Hi Applied Arts,
The fall term is drawing to a close—it will certainly live long in the memory. Here are few updates and reminders before November disappears.
2021-22 Budget Development
Our first experiment with zero-base budgeting was bumpy—really bumpy. I need to give a huge shout out to Carolyn Kauth, who somehow persevered through the spreadsheets, swirling numbers, and minute details. The budget is far from finalized, but we have a first draft together. I will be presenting it to the VPA and other deans/directors on the academic side of the institution this week. I’m anticipating that Finance will request reductions once it is submitted to them, so it’s likely I will be reaching out to program areas to discuss trimming.
After further deliberation, it has been decided that YukonU will not seek to shift its fiscal Year End to Mar. 31. The idea had not been approved by Yukon Government, but we were developing our 2021-22 budgets under the assumption our new fiscal year would start on April 1, 2021. The idea is not off the table, just deferred while the institution works through a number of other challenges—our response to COVID not the least among them.
With an eye to the past week’s spike in confirmed COVID cases in Whitehorse, it is crucial as we head into the New Year for everyone to have contingency plans at the ready when it comes to the delivery of courses. News of promising, fast-tracked vaccines is encouraging, but if the second wave hits Yukon harder than the first, we could find ourselves back in lockdown. So, as I’ve said several times before, have Plans B and C at the ready—and reach out for assistance if you want advice on what those plans could look like.
Looking further ahead, we also need to start envisioning YukonU post-COVID. I know many of you want to return to in-person course delivery as soon as possible, but I encourage you to think about the opportunities that this year’s compulsory distance delivery has brought. I know there are students currently registered in YNTEP courses who would not be able to carry on their postsecondary studies without the blended online model we’re using. In future, YG will be scrutinizing our enrolment data more closely through an accountability framework—our autonomy increases in some respects when we’re a university, but our primary funder’s demand for accountability also increases. In turn, we need to find ways to increase access and bring in more students. My sense is that we need to consider continuing to deliver curriculum in blended online modes when it is suitable to do so and be more strategic when it comes to planning those elements of our programs that require in-territory residency.
The proposal for the establishment of faculties and faculty councils mentioned in my last blog post will be considered by the Board of Governors at its upcoming meeting.
Winter 2021 Course Outlines
In preparation for the winter term, please submit your course outlines for review by 4:30 pm on Friday, December 4. To do so, just email a Word version of the outline in the current Senate-approved layout, to your admin assistant. We are compiling them centrally, and I will be (getting back to) looking them over prior to posting on the University website.
Timely Submission of Grades
As per our Academic Regulations, final grades for all courses must be submitted within 5 business days of the final exam or 5 business days of the last day of classes for courses without a final exam.

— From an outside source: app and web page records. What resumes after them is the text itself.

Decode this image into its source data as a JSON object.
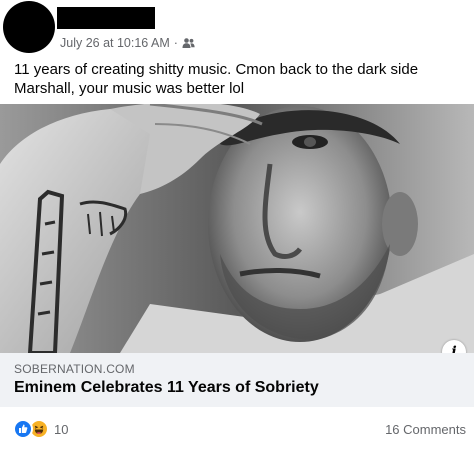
{
  "post": {
    "timestamp": "July 26 at 10:16 AM",
    "separator": "·",
    "audience_icon": "friends-icon",
    "text": "11 years of creating shitty music. Cmon back to the dark side Marshall, your music was better lol"
  },
  "link": {
    "domain": "SOBERNATION.COM",
    "title": "Eminem Celebrates 11 Years of Sobriety",
    "info_icon": "i"
  },
  "footer": {
    "reaction_icons": [
      "like-icon",
      "haha-icon"
    ],
    "reaction_count": "10",
    "comments": "16 Comments"
  },
  "colors": {
    "secondary_text": "#65676b",
    "link_caption_bg": "#f0f2f5",
    "like_blue": "#1877f2",
    "haha_yellow": "#f7b125"
  }
}
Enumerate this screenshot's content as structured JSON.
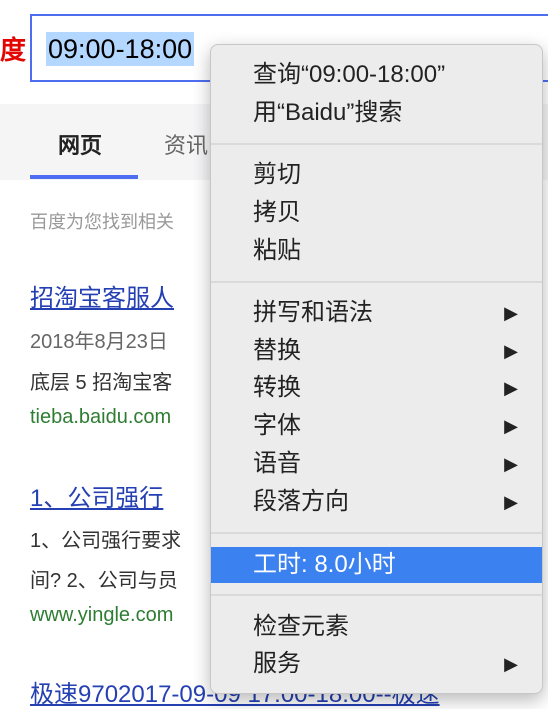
{
  "logo_text": "度",
  "search": {
    "value": "09:00-18:00"
  },
  "tabs": {
    "active": "网页",
    "other": "资讯"
  },
  "result_count_text": "百度为您找到相关",
  "results": [
    {
      "title": "招淘宝客服人",
      "date": "2018年8月23日",
      "abstract": "底层 5 招淘宝客",
      "url": "tieba.baidu.com"
    },
    {
      "title": "1、公司强行",
      "abstract1": "1、公司强行要求",
      "abstract2": "间? 2、公司与员",
      "url": "www.yingle.com"
    },
    {
      "title": "极速9702017-09-09 17:00-18:00--极速"
    }
  ],
  "menu": {
    "items": [
      {
        "label": "查询“09:00-18:00”",
        "submenu": false,
        "highlighted": false
      },
      {
        "label": "用“Baidu”搜索",
        "submenu": false,
        "highlighted": false
      },
      {
        "label": "剪切",
        "submenu": false,
        "highlighted": false
      },
      {
        "label": "拷贝",
        "submenu": false,
        "highlighted": false
      },
      {
        "label": "粘贴",
        "submenu": false,
        "highlighted": false
      },
      {
        "label": "拼写和语法",
        "submenu": true,
        "highlighted": false
      },
      {
        "label": "替换",
        "submenu": true,
        "highlighted": false
      },
      {
        "label": "转换",
        "submenu": true,
        "highlighted": false
      },
      {
        "label": "字体",
        "submenu": true,
        "highlighted": false
      },
      {
        "label": "语音",
        "submenu": true,
        "highlighted": false
      },
      {
        "label": "段落方向",
        "submenu": true,
        "highlighted": false
      },
      {
        "label": "工时: 8.0小时",
        "submenu": false,
        "highlighted": true
      },
      {
        "label": "检查元素",
        "submenu": false,
        "highlighted": false
      },
      {
        "label": "服务",
        "submenu": true,
        "highlighted": false
      }
    ],
    "arrow_glyph": "▶"
  },
  "colors": {
    "accent": "#4e6ef2",
    "highlight": "#3b82f0",
    "link": "#2440b3",
    "url": "#2e7d32"
  }
}
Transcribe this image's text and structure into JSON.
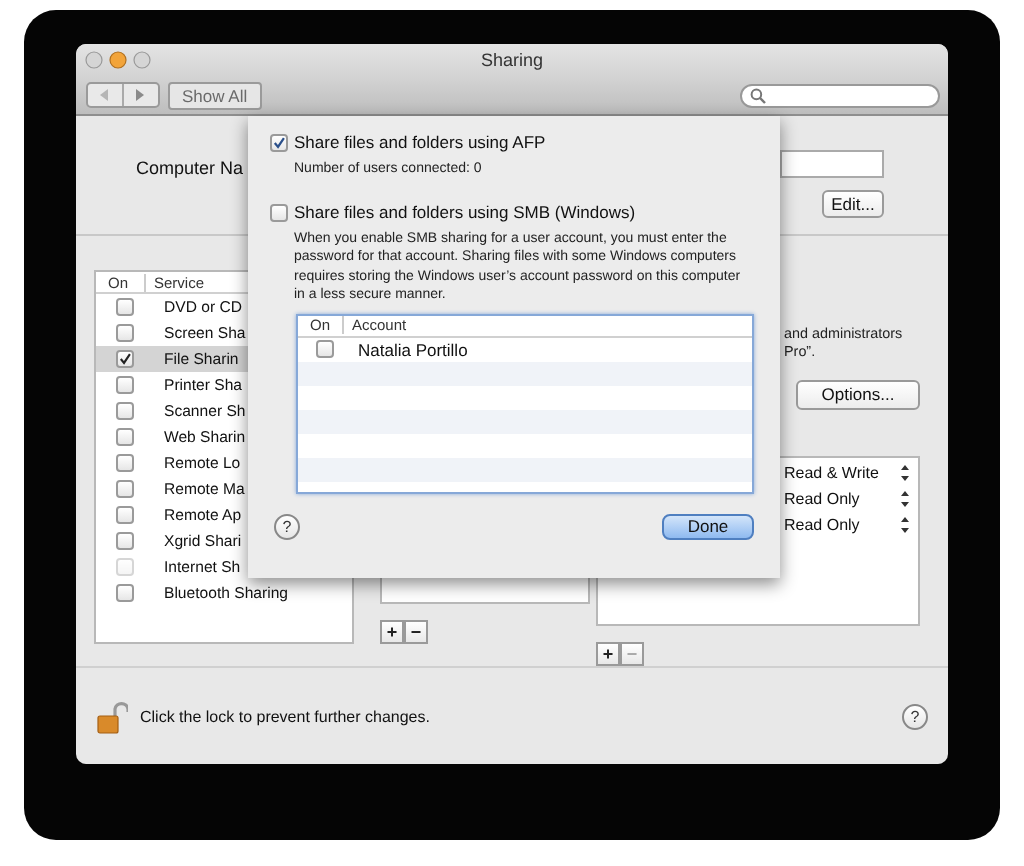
{
  "window": {
    "title": "Sharing"
  },
  "toolbar": {
    "show_all": "Show All"
  },
  "computer_name": {
    "label": "Computer Na",
    "edit_button": "Edit..."
  },
  "services": {
    "columns": [
      "On",
      "Service"
    ],
    "items": [
      {
        "name": "DVD or CD",
        "checked": false,
        "selected": false,
        "disabled": false
      },
      {
        "name": "Screen Sha",
        "checked": false,
        "selected": false,
        "disabled": false
      },
      {
        "name": "File Sharin",
        "checked": true,
        "selected": true,
        "disabled": false
      },
      {
        "name": "Printer Sha",
        "checked": false,
        "selected": false,
        "disabled": false
      },
      {
        "name": "Scanner Sh",
        "checked": false,
        "selected": false,
        "disabled": false
      },
      {
        "name": "Web Sharin",
        "checked": false,
        "selected": false,
        "disabled": false
      },
      {
        "name": "Remote Lo",
        "checked": false,
        "selected": false,
        "disabled": false
      },
      {
        "name": "Remote Ma",
        "checked": false,
        "selected": false,
        "disabled": false
      },
      {
        "name": "Remote Ap",
        "checked": false,
        "selected": false,
        "disabled": false
      },
      {
        "name": "Xgrid Shari",
        "checked": false,
        "selected": false,
        "disabled": false
      },
      {
        "name": "Internet Sh",
        "checked": false,
        "selected": false,
        "disabled": true
      },
      {
        "name": "Bluetooth Sharing",
        "checked": false,
        "selected": false,
        "disabled": false
      }
    ]
  },
  "options_text": [
    "and administrators",
    "Pro”."
  ],
  "options_button": "Options...",
  "permissions": [
    "Read & Write",
    "Read Only",
    "Read Only"
  ],
  "list_controls": [
    {
      "add": "+",
      "remove": "−",
      "remove_disabled": false
    },
    {
      "add": "+",
      "remove": "−",
      "remove_disabled": true
    }
  ],
  "lock": {
    "text": "Click the lock to prevent further changes.",
    "locked": false
  },
  "help": "?",
  "sheet": {
    "afp": {
      "label": "Share files and folders using AFP",
      "checked": true
    },
    "users_connected": "Number of users connected: 0",
    "smb": {
      "label": "Share files and folders using SMB (Windows)",
      "checked": false
    },
    "smb_note": "When you enable SMB sharing for a user account, you must enter the password for that account. Sharing files with some Windows computers requires storing the Windows user’s account password on this computer in a less secure manner.",
    "accounts": {
      "columns": [
        "On",
        "Account"
      ],
      "rows": [
        {
          "name": "Natalia Portillo",
          "checked": false
        }
      ]
    },
    "help": "?",
    "done": "Done"
  }
}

There are a number of reasons why timely submission of final grades is crucial. Perhaps the most important is that many of our students need these grades when they apply for student funding. If you are unsure how to submit your grades, please reach out to your chair or admin assistant for help.
YNTEP Coordinator/Instructor Search
Keeping my fingers crossed on this one, but we’re getting closer to hiring a new coordinator/instructor for YNTEP. My thanks to Catherine Bradbury, Carrie-Lyn Robinson, and Jane Wightman for their time and care with the interview process over the past two weeks (and to Tosh Southwick and Davida Wood for their involvement during our first attempt last spring).
Applied Arts and Applied Science and Management both have faculty members and soon-to-be new hires without a designated workstation. While this is somewhat manageable during the pandemic, as we spend less time on campus, it won’t work over the long term. Accordingly, I’ve been meeting with fellow deans/directors and chairs to review and update current office allocations and develop a more comprehensive workstation proposal for Space Committee to review. I appreciate everyone’s patience as we sort this out. It is likely we will need part-time faculty to share workstations in order to accommodate everyone. I realize schedules don’t always align perfectly, but I think our recent experiment with expanded Zoom and Teams meetings can be leveraged to allow faculty to work out sharing arrangements. For my own part, I am considering how my own office could/should be used post-COVID. The ability to continue my work from home for at least half the week has been a boon in terms of balancing work and family commitments—even if it has meant video-conference participants getting to hear the Airedale lapping water in the background or the Poodle voting on Senate motions. Assuming I don’t go back to spending the full 40 hours per week in my office, a more efficient use of its footprint will be necessary.
As always, feel free to get in touch with questions you might have. You can email them, connect via Teams during my “virtual water cooler” times on Fridays, 9-10 am, or request a meeting via Carolyn.